HL: How can you tailor payment and care models to gain a win-win with providers, whether it's with fee-for-service, fee-for-value, or capitation?
Shah: We currently have a very diverse model of care, in the sense that we have three plan partners: Anthem Blue Cross, Promise, and Kaiser. We delegate membership to those plan partners, which we believe is a good thing because certainly that way our members have a choice of not just L.A. Care, but also the plan partners. But we also delegate risk to hospitals and IPAs, and because of that, sometimes there are timing issues. If a provider sees an L.A. Care member, oftentimes they may send us the claim, but the claim may not belong to us. It may belong to a delegated party. It may belong to a plan partner that we have delegated risk to, for example. While this very complicated payment methodology structure we believe is providing good service to our members, it can create some delays and we are working collaboratively with our hospitals, as well as our plan partners and delegated payers to really see how we can address the root causes of those delays.
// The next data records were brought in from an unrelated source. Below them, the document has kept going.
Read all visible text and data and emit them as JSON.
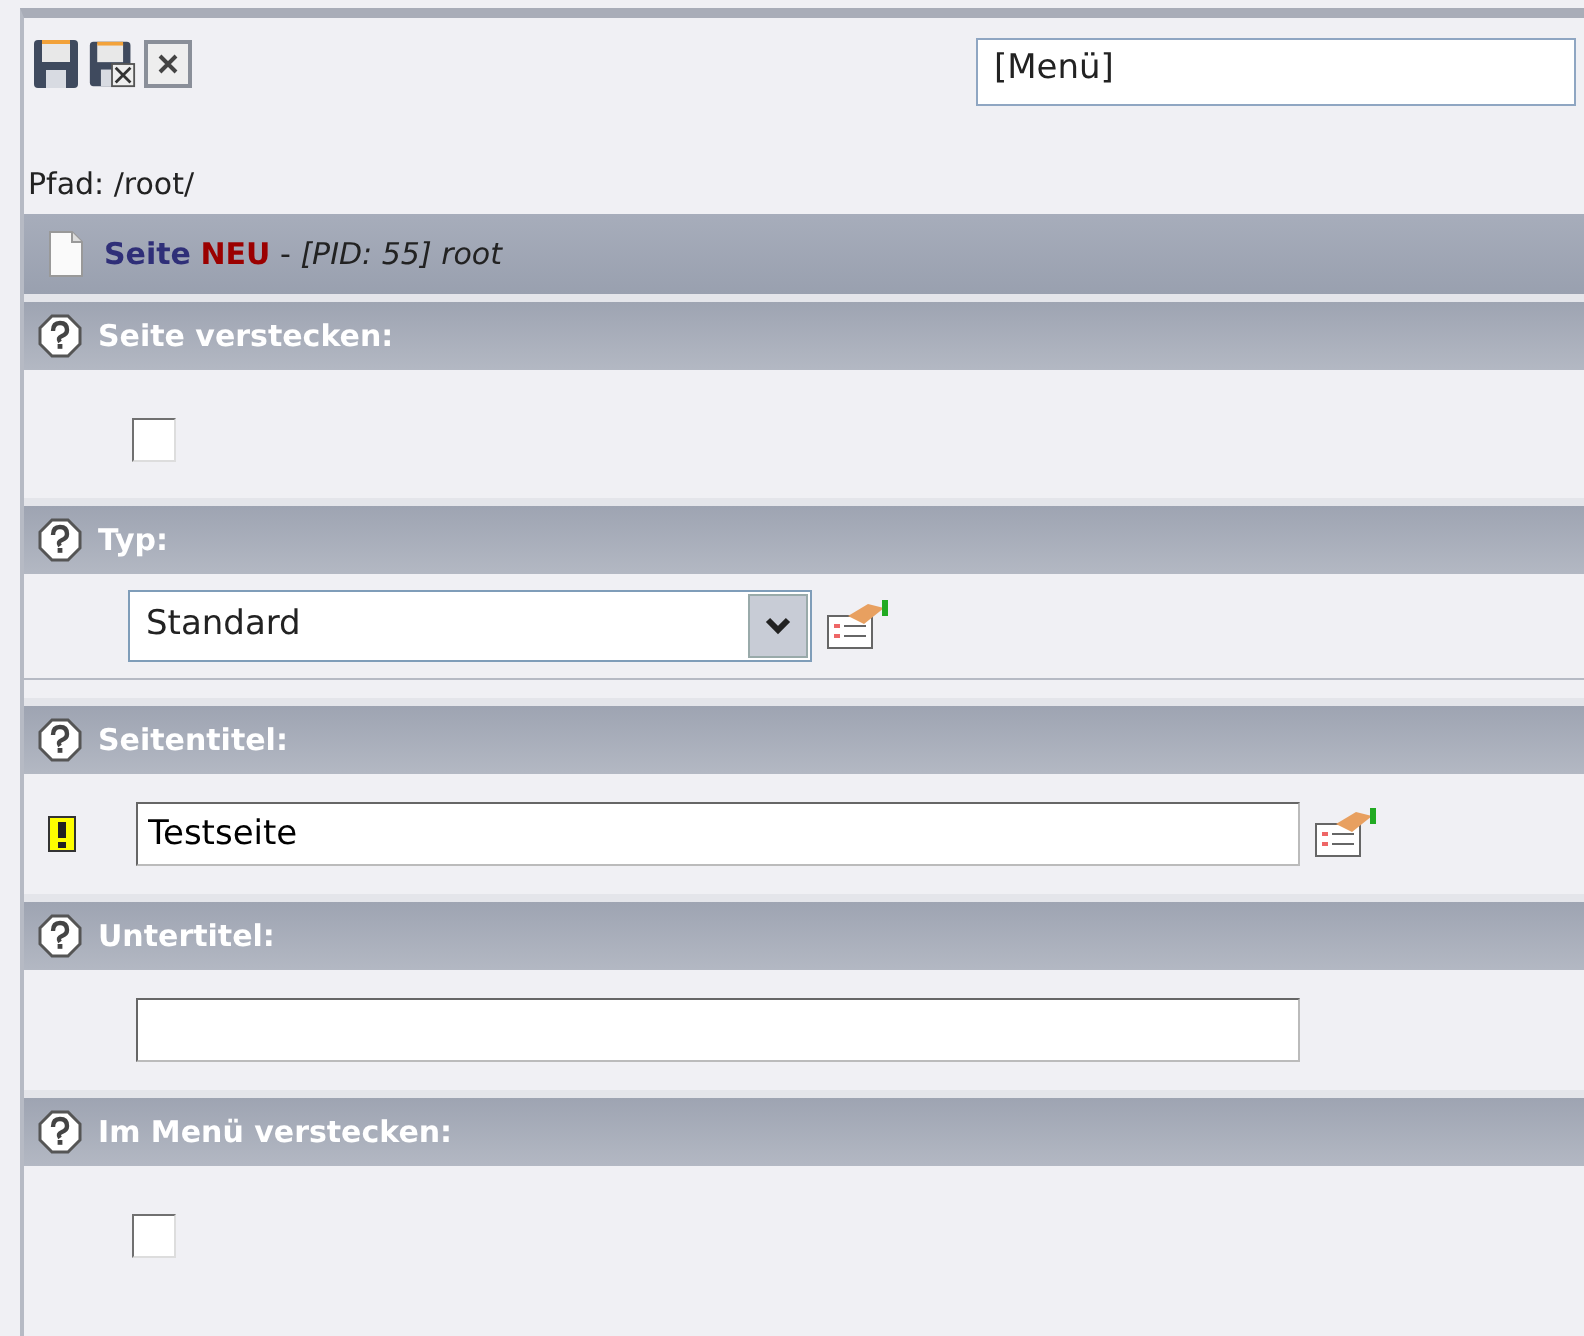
{
  "toolbar": {
    "menu_field": {
      "value": "[Menü]"
    }
  },
  "path": "Pfad: /root/",
  "record_header": {
    "type": "Seite",
    "state": "NEU",
    "separator": "-",
    "pid": "[PID: 55]",
    "name": "root"
  },
  "sections": [
    {
      "label": "Seite verstecken:",
      "kind": "checkbox",
      "checked": false
    },
    {
      "label": "Typ:",
      "kind": "select",
      "value": "Standard",
      "gap_after": true
    },
    {
      "label": "Seitentitel:",
      "kind": "text",
      "value": "Testseite",
      "required": true,
      "wizard": true
    },
    {
      "label": "Untertitel:",
      "kind": "text",
      "required": false,
      "wizard": false
    },
    {
      "label": "Im Menü verstecken:",
      "kind": "checkbox",
      "checked": false
    }
  ]
}
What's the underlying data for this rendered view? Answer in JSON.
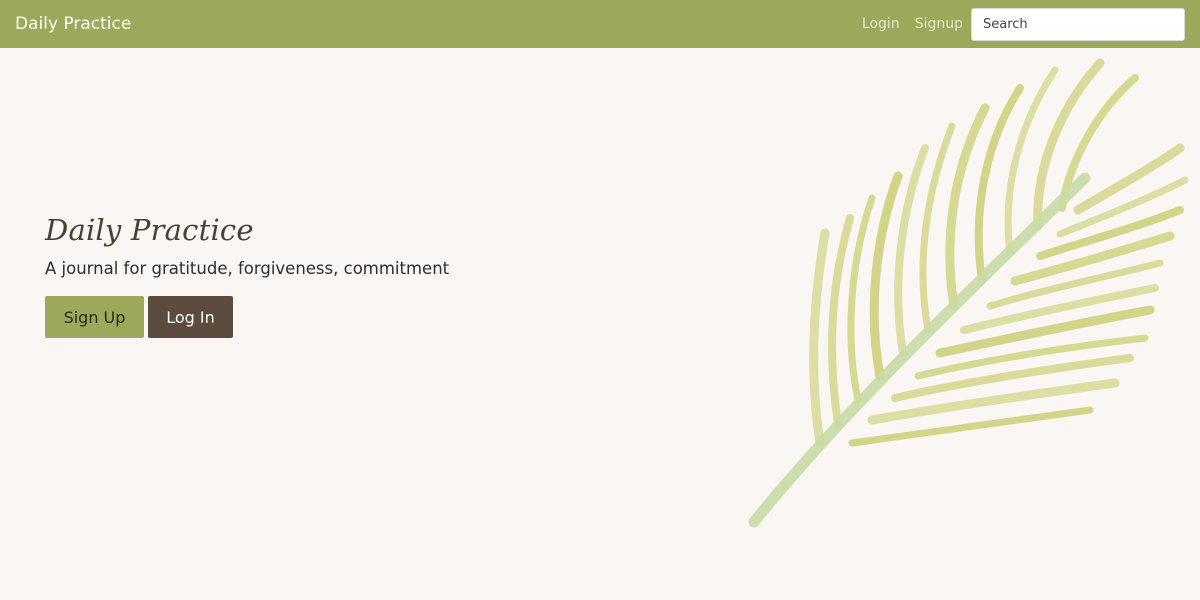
{
  "navbar": {
    "brand": "Daily Practice",
    "links": [
      {
        "label": "Login"
      },
      {
        "label": "Signup"
      }
    ],
    "search": {
      "placeholder": "Search",
      "value": ""
    }
  },
  "hero": {
    "title": "Daily Practice",
    "subtitle": "A journal for gratitude, forgiveness, commitment",
    "buttons": {
      "signup": "Sign Up",
      "login": "Log In"
    }
  },
  "colors": {
    "navbar_bg": "#9ca85a",
    "page_bg": "#f9f6f3",
    "signup_button": "#9ca85a",
    "login_button": "#5b4c3d",
    "leaf_stem": "#c8dba6",
    "leaf_fronds": "#cdd17a"
  },
  "decorations": {
    "illustration": "watercolor-palm-leaf"
  }
}
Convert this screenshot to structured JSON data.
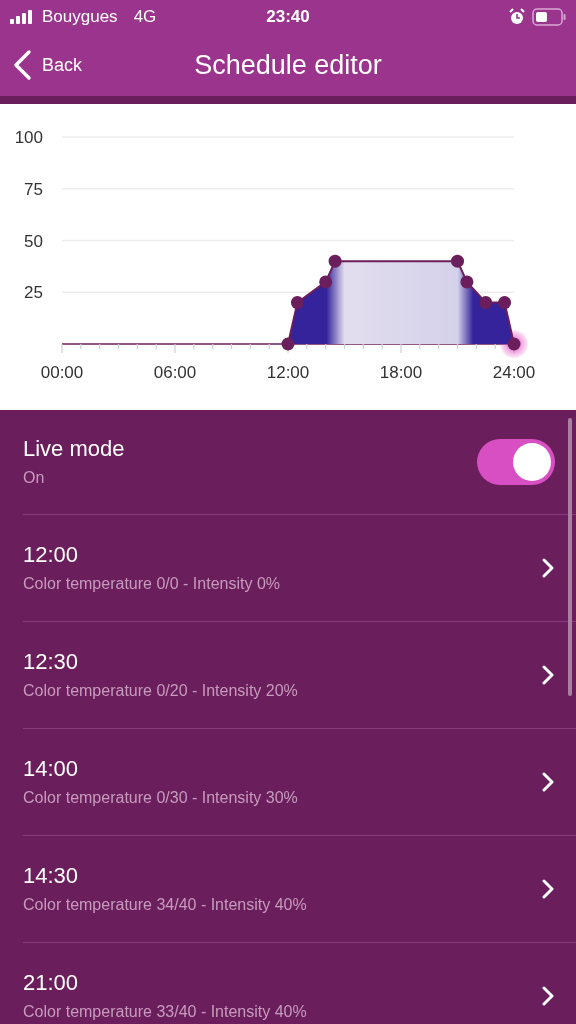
{
  "status_bar": {
    "carrier": "Bouygues",
    "network": "4G",
    "time": "23:40"
  },
  "nav": {
    "back": "Back",
    "title": "Schedule editor"
  },
  "chart": {
    "chart_data": {
      "type": "area",
      "x": [
        12,
        12.5,
        14,
        14.5,
        21,
        21.5,
        22.5,
        23.5,
        24
      ],
      "grid": true,
      "series": [
        {
          "color": "#6b1e5c",
          "values": [
            0,
            20,
            30,
            40,
            40,
            30,
            20,
            20,
            0
          ]
        }
      ],
      "xlim": [
        0,
        24
      ],
      "ylim": [
        0,
        100
      ],
      "xticks": [
        {
          "value": 0,
          "label": "00:00"
        },
        {
          "value": 6,
          "label": "06:00"
        },
        {
          "value": 12,
          "label": "12:00"
        },
        {
          "value": 18,
          "label": "18:00"
        },
        {
          "value": 24,
          "label": "24:00"
        }
      ],
      "yticks": [
        25,
        50,
        75,
        100
      ]
    }
  },
  "live_mode": {
    "label": "Live mode",
    "status": "On",
    "on": true
  },
  "entries": [
    {
      "time": "12:00",
      "detail": "Color temperature 0/0 - Intensity 0%"
    },
    {
      "time": "12:30",
      "detail": "Color temperature 0/20 - Intensity 20%"
    },
    {
      "time": "14:00",
      "detail": "Color temperature 0/30 - Intensity 30%"
    },
    {
      "time": "14:30",
      "detail": "Color temperature 34/40 - Intensity 40%"
    },
    {
      "time": "21:00",
      "detail": "Color temperature 33/40 - Intensity 40%"
    }
  ]
}
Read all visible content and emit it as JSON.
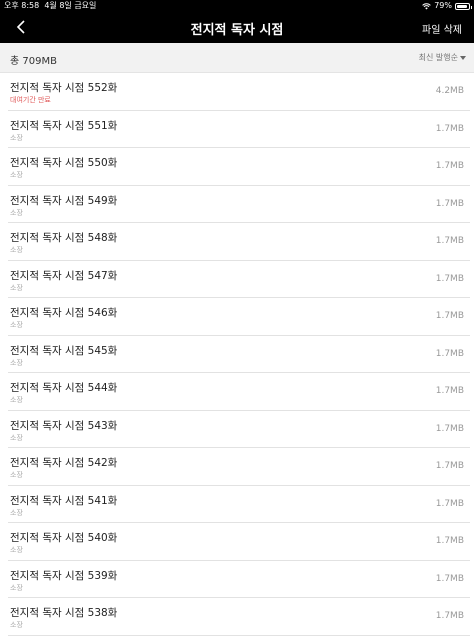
{
  "status_bar": {
    "time": "오후 8:58",
    "date": "4월 8일 금요일",
    "battery": "79%",
    "battery_level": 0.79
  },
  "header": {
    "title": "전지적 독자 시점",
    "delete_label": "파일 삭제"
  },
  "summary": {
    "total": "총 709MB",
    "sort_label": "최신 발행순"
  },
  "items": [
    {
      "title": "전지적 독자 시점 552화",
      "status": "대여기간 만료",
      "size": "4.2MB"
    },
    {
      "title": "전지적 독자 시점 551화",
      "status": "소장",
      "size": "1.7MB"
    },
    {
      "title": "전지적 독자 시점 550화",
      "status": "소장",
      "size": "1.7MB"
    },
    {
      "title": "전지적 독자 시점 549화",
      "status": "소장",
      "size": "1.7MB"
    },
    {
      "title": "전지적 독자 시점 548화",
      "status": "소장",
      "size": "1.7MB"
    },
    {
      "title": "전지적 독자 시점 547화",
      "status": "소장",
      "size": "1.7MB"
    },
    {
      "title": "전지적 독자 시점 546화",
      "status": "소장",
      "size": "1.7MB"
    },
    {
      "title": "전지적 독자 시점 545화",
      "status": "소장",
      "size": "1.7MB"
    },
    {
      "title": "전지적 독자 시점 544화",
      "status": "소장",
      "size": "1.7MB"
    },
    {
      "title": "전지적 독자 시점 543화",
      "status": "소장",
      "size": "1.7MB"
    },
    {
      "title": "전지적 독자 시점 542화",
      "status": "소장",
      "size": "1.7MB"
    },
    {
      "title": "전지적 독자 시점 541화",
      "status": "소장",
      "size": "1.7MB"
    },
    {
      "title": "전지적 독자 시점 540화",
      "status": "소장",
      "size": "1.7MB"
    },
    {
      "title": "전지적 독자 시점 539화",
      "status": "소장",
      "size": "1.7MB"
    },
    {
      "title": "전지적 독자 시점 538화",
      "status": "소장",
      "size": "1.7MB"
    }
  ]
}
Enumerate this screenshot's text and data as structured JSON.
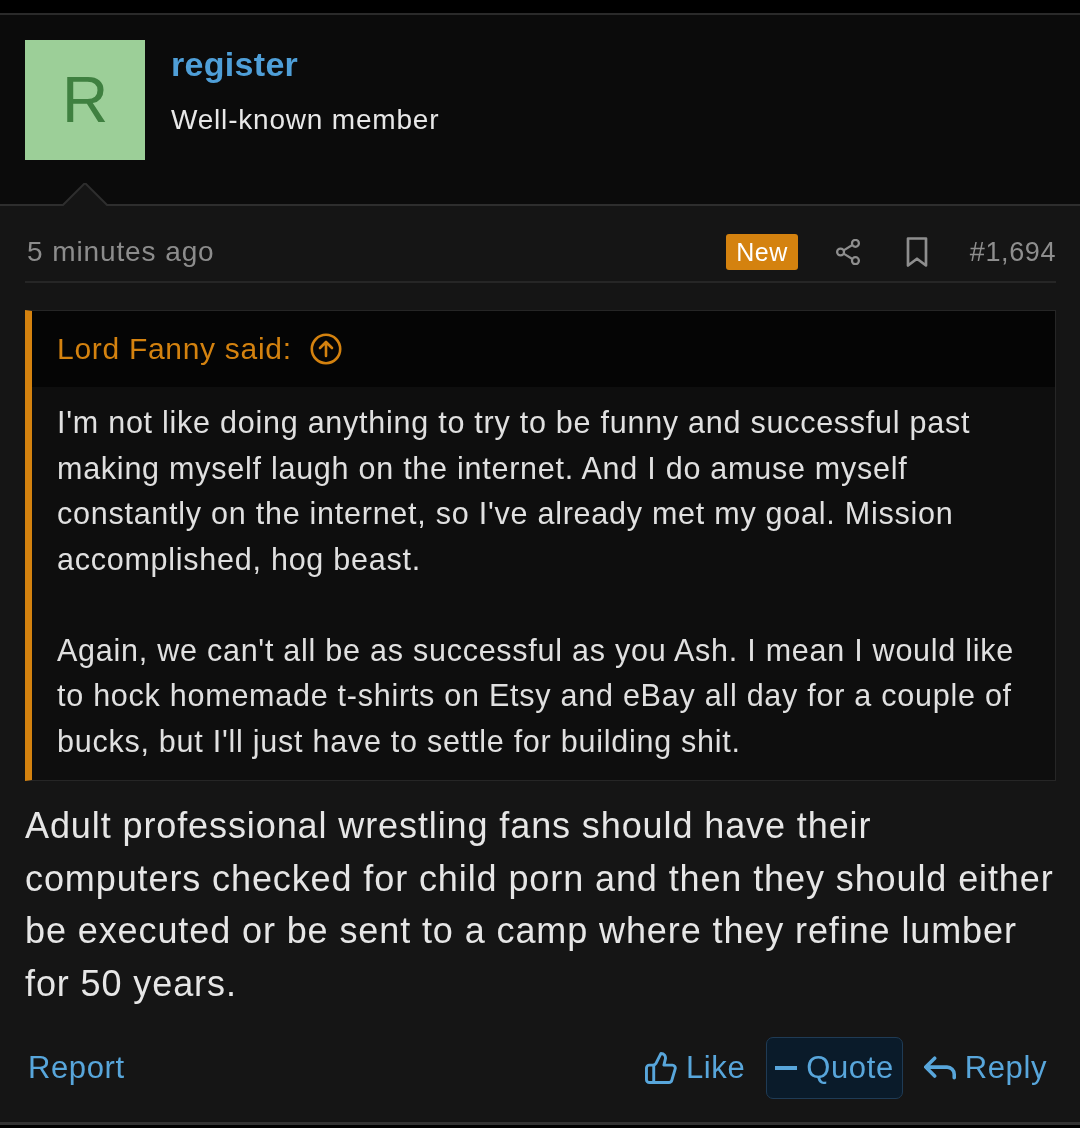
{
  "post": {
    "author": {
      "avatar_letter": "R",
      "username": "register",
      "title": "Well-known member"
    },
    "meta": {
      "time": "5 minutes ago",
      "badge": "New",
      "post_number": "#1,694"
    },
    "quote": {
      "attribution": "Lord Fanny said:",
      "paragraphs": [
        "I'm not like doing anything to try to be funny and successful past making myself laugh on the internet. And I do amuse myself constantly on the internet, so I've already met my goal. Mission accomplished, hog beast.",
        "Again, we can't all be as successful as you Ash. I mean I would like to hock homemade t-shirts on Etsy and eBay all day for a couple of bucks, but I'll just have to settle for building shit."
      ]
    },
    "body": "Adult professional wrestling fans should have their computers checked for child porn and then they should either be executed or be sent to a camp where they refine lumber for 50 years.",
    "actions": {
      "report": "Report",
      "buttons": [
        {
          "kind": "like",
          "label": "Like",
          "selected": false
        },
        {
          "kind": "quote",
          "label": "Quote",
          "selected": true
        },
        {
          "kind": "reply",
          "label": "Reply",
          "selected": false
        }
      ]
    }
  }
}
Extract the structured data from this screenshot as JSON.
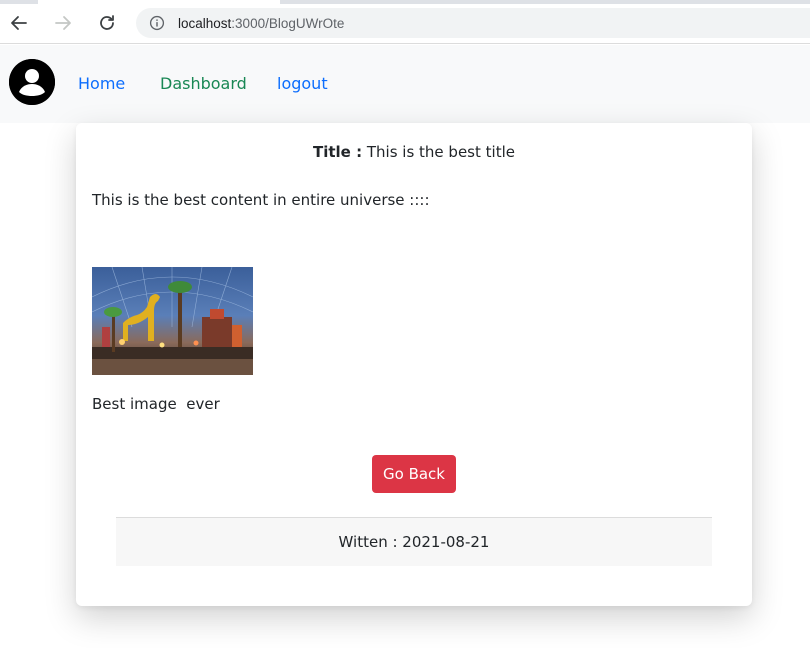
{
  "browser": {
    "url_host": "localhost",
    "url_path": ":3000/BlogUWrOte"
  },
  "nav": {
    "home": "Home",
    "dashboard": "Dashboard",
    "logout": "logout"
  },
  "post": {
    "title_label": "Title :",
    "title_value": "This is the best title",
    "content": "This is the best content in entire universe ::::",
    "caption": "Best image  ever",
    "go_back": "Go Back",
    "written": "Witten : 2021-08-21"
  },
  "colors": {
    "home_link": "#0d6efd",
    "dashboard_link": "#198754",
    "logout_link": "#0d6efd",
    "go_back_button": "#dc3545"
  }
}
There are also delays sometimes with Medicare, Medi-Cal claims where there's coordination of benefits—a provider has sent us a claim but we don't have the amount that Medicare would pay. So we also are working on addressing how we can, on a more timely basis, address those types of claims where there's a different party that's the primary payer versus the secondary payer.
Jay Asser is the contributing editor for strategy at HealthLeaders.
L.A. Care Health Plan CFO Afzal Shah has been working with hospital CFOs to improve the partnership since stepping into his role in April.
With the Los Angeles-based health plan dependent on the revenue received from the state, Shah is also reviewing internal spend to keep the company sustainable for the long haul.